TASK DETAILS ▸
The answer must be every record below, repeated exactly.

DATA SHOWN ▸
* * *
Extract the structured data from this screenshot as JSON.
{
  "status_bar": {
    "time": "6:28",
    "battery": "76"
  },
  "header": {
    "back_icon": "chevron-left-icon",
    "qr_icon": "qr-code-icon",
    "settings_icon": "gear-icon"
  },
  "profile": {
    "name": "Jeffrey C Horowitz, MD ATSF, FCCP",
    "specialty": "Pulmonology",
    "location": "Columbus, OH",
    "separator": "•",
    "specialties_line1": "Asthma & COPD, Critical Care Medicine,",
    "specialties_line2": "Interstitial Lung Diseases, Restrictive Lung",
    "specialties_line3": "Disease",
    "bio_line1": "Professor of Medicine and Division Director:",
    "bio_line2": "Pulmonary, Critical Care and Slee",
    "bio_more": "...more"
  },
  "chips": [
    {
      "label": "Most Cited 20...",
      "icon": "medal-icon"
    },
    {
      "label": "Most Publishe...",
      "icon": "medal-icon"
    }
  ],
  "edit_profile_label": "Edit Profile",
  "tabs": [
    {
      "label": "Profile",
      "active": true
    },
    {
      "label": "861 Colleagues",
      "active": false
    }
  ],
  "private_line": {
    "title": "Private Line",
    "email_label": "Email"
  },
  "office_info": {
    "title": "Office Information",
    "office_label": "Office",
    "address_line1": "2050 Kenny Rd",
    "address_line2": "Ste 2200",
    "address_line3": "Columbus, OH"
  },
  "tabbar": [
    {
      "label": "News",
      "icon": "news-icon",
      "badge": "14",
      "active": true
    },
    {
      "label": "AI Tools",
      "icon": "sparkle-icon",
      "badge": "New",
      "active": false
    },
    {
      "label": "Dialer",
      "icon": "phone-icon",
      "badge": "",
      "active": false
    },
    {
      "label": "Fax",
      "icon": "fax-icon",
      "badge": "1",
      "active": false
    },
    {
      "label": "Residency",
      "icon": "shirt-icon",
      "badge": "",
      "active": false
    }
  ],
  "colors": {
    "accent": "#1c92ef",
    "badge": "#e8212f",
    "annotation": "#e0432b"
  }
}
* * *
EXPECTED OUTPUT ▸
Extract the structured data from this screenshot as JSON.
{
  "status_bar": {
    "time": "6:28",
    "battery": "76"
  },
  "header": {
    "back_icon": "chevron-left-icon",
    "qr_icon": "qr-code-icon",
    "settings_icon": "gear-icon"
  },
  "profile": {
    "name": "Jeffrey C Horowitz, MD ATSF, FCCP",
    "specialty": "Pulmonology",
    "location": "Columbus, OH",
    "separator": "•",
    "specialties_line1": "Asthma & COPD, Critical Care Medicine,",
    "specialties_line2": "Interstitial Lung Diseases, Restrictive Lung",
    "specialties_line3": "Disease",
    "bio_line1": "Professor of Medicine and Division Director:",
    "bio_line2": "Pulmonary, Critical Care and Slee",
    "bio_more": "...more"
  },
  "chips": [
    {
      "label": "Most Cited 20...",
      "icon": "medal-icon"
    },
    {
      "label": "Most Publishe...",
      "icon": "medal-icon"
    }
  ],
  "edit_profile_label": "Edit Profile",
  "tabs": [
    {
      "label": "Profile",
      "active": true
    },
    {
      "label": "861 Colleagues",
      "active": false
    }
  ],
  "private_line": {
    "title": "Private Line",
    "email_label": "Email"
  },
  "office_info": {
    "title": "Office Information",
    "office_label": "Office",
    "address_line1": "2050 Kenny Rd",
    "address_line2": "Ste 2200",
    "address_line3": "Columbus, OH"
  },
  "tabbar": [
    {
      "label": "News",
      "icon": "news-icon",
      "badge": "14",
      "active": true
    },
    {
      "label": "AI Tools",
      "icon": "sparkle-icon",
      "badge": "New",
      "active": false
    },
    {
      "label": "Dialer",
      "icon": "phone-icon",
      "badge": "",
      "active": false
    },
    {
      "label": "Fax",
      "icon": "fax-icon",
      "badge": "1",
      "active": false
    },
    {
      "label": "Residency",
      "icon": "shirt-icon",
      "badge": "",
      "active": false
    }
  ],
  "colors": {
    "accent": "#1c92ef",
    "badge": "#e8212f",
    "annotation": "#e0432b"
  }
}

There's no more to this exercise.